Work request:
Excluding images, repeat the data exactly as given.

Dataset entries:
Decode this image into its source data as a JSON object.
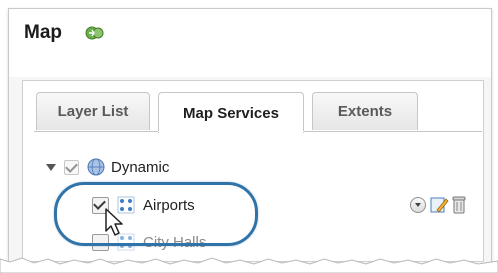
{
  "header": {
    "title": "Map",
    "title_icon": "sync-icon"
  },
  "tabs": [
    {
      "label": "Layer List",
      "active": false
    },
    {
      "label": "Map Services",
      "active": true
    },
    {
      "label": "Extents",
      "active": false
    }
  ],
  "tree": {
    "group": {
      "label": "Dynamic",
      "checked": true,
      "expanded": true,
      "icon": "globe-icon"
    },
    "layers": [
      {
        "label": "Airports",
        "checked": true,
        "icon": "layer-dots-icon",
        "highlighted": true
      },
      {
        "label": "City Halls",
        "checked": false,
        "icon": "layer-dots-icon"
      }
    ]
  },
  "actions": [
    "options-dropdown-icon",
    "edit-icon",
    "trash-icon"
  ],
  "colors": {
    "highlight_ring": "#2f73a8",
    "icon_blue": "#3a7fc7",
    "sync_green": "#4a9a33"
  }
}
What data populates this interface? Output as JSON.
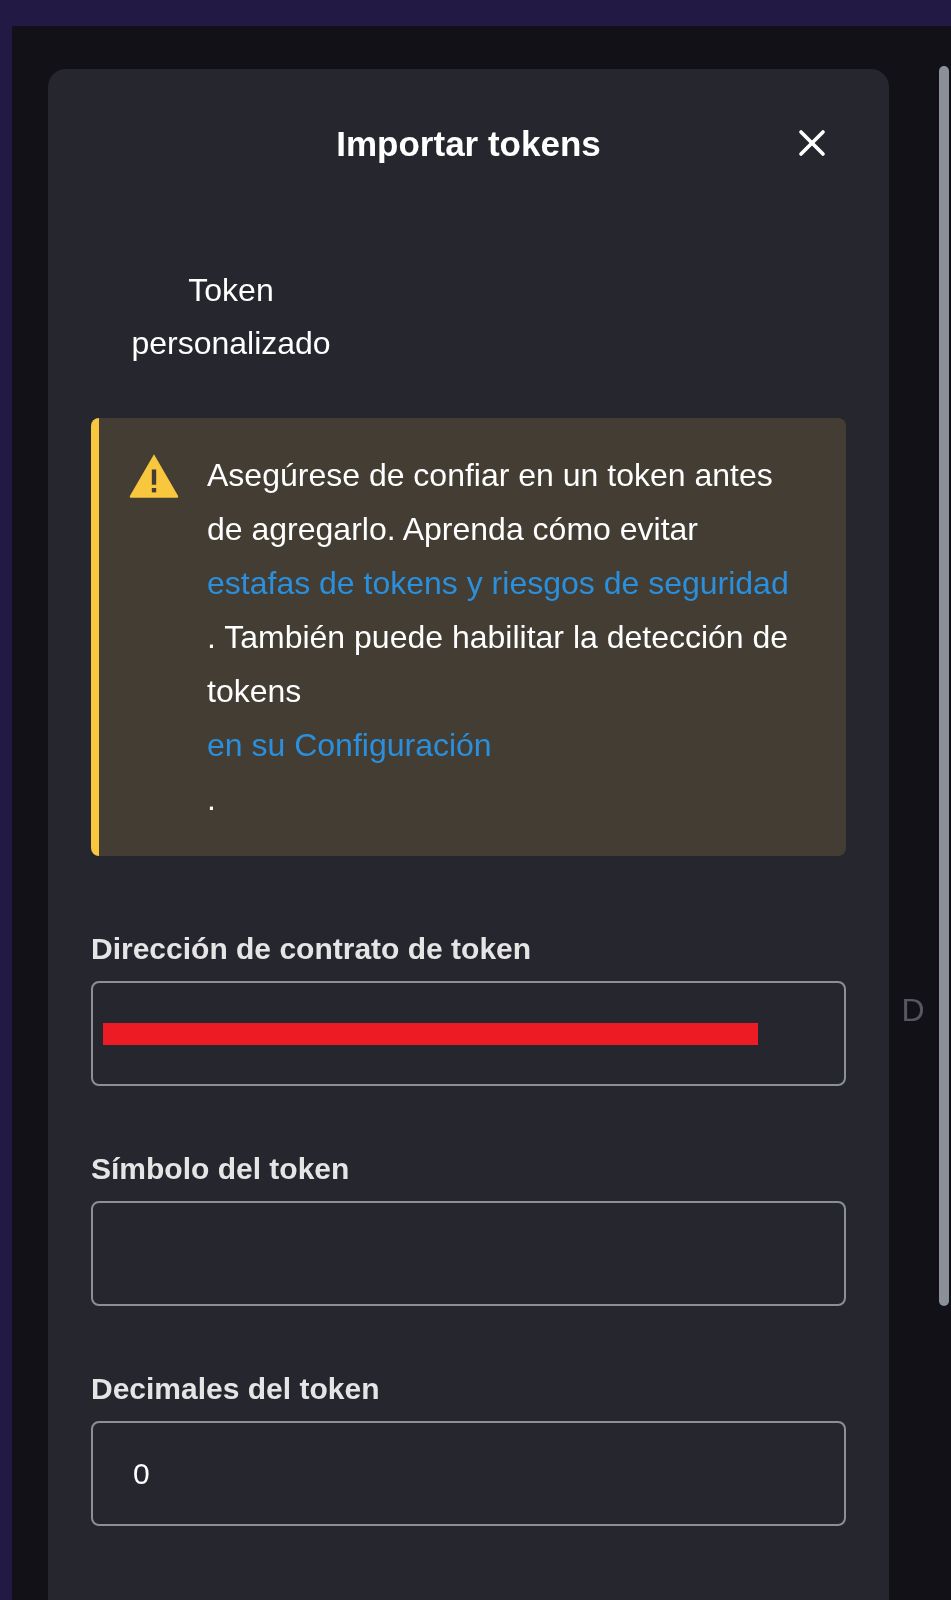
{
  "dialog": {
    "title": "Importar tokens"
  },
  "tabs": [
    {
      "label": "Token personalizado",
      "selected": true
    }
  ],
  "warning": {
    "parts": [
      {
        "kind": "text",
        "text": "Asegúrese de confiar en un token antes de agregarlo. Aprenda cómo evitar"
      },
      {
        "kind": "link",
        "text": "estafas de tokens y riesgos de seguridad"
      },
      {
        "kind": "text",
        "text": ". También puede habilitar la detección de tokens"
      },
      {
        "kind": "link",
        "text": "en su Configuración"
      },
      {
        "kind": "text",
        "text": "."
      }
    ]
  },
  "fields": [
    {
      "label": "Dirección de contrato de token",
      "redacted": true
    },
    {
      "label": "Símbolo del token",
      "redacted": false
    },
    {
      "label": "Decimales del token",
      "value": "0",
      "redacted": false
    }
  ],
  "background_text": "D"
}
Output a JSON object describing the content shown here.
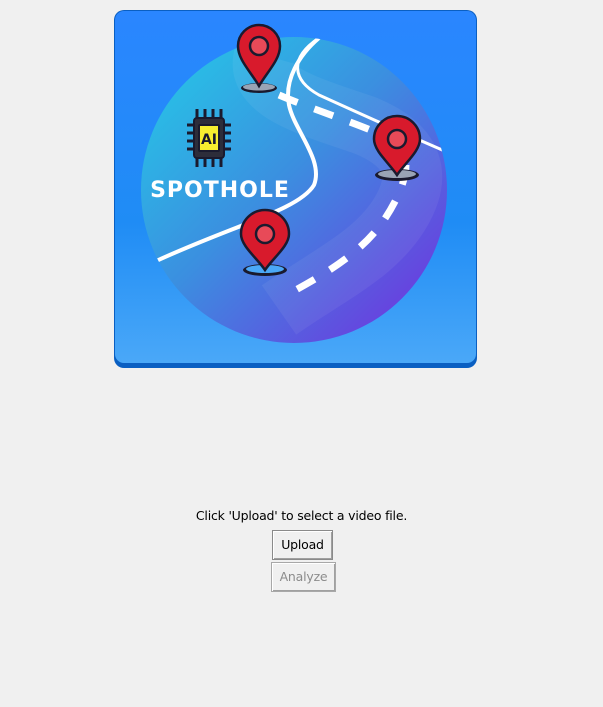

Task solution:
Decode this image into its source data as a JSON object.
{
  "header": {
    "title": "Map",
    "title_icon": "sync-icon"
  },
  "tabs": [
    {
      "label": "Layer List",
      "active": false
    },
    {
      "label": "Map Services",
      "active": true
    },
    {
      "label": "Extents",
      "active": false
    }
  ],
  "tree": {
    "group": {
      "label": "Dynamic",
      "checked": true,
      "expanded": true,
      "icon": "globe-icon"
    },
    "layers": [
      {
        "label": "Airports",
        "checked": true,
        "icon": "layer-dots-icon",
        "highlighted": true
      },
      {
        "label": "City Halls",
        "checked": false,
        "icon": "layer-dots-icon"
      }
    ]
  },
  "actions": [
    "options-dropdown-icon",
    "edit-icon",
    "trash-icon"
  ],
  "colors": {
    "highlight_ring": "#2f73a8",
    "icon_blue": "#3a7fc7",
    "sync_green": "#4a9a33"
  }
}
What data populates this interface? Output as JSON.
{
  "dialog": {
    "title": "Importar tokens"
  },
  "tabs": [
    {
      "label": "Token personalizado",
      "selected": true
    }
  ],
  "warning": {
    "parts": [
      {
        "kind": "text",
        "text": "Asegúrese de confiar en un token antes de agregarlo. Aprenda cómo evitar"
      },
      {
        "kind": "link",
        "text": "estafas de tokens y riesgos de seguridad"
      },
      {
        "kind": "text",
        "text": ". También puede habilitar la detección de tokens"
      },
      {
        "kind": "link",
        "text": "en su Configuración"
      },
      {
        "kind": "text",
        "text": "."
      }
    ]
  },
  "fields": [
    {
      "label": "Dirección de contrato de token",
      "redacted": true
    },
    {
      "label": "Símbolo del token",
      "redacted": false
    },
    {
      "label": "Decimales del token",
      "value": "0",
      "redacted": false
    }
  ],
  "background_text": "D"
}
Output a JSON object describing the content shown here.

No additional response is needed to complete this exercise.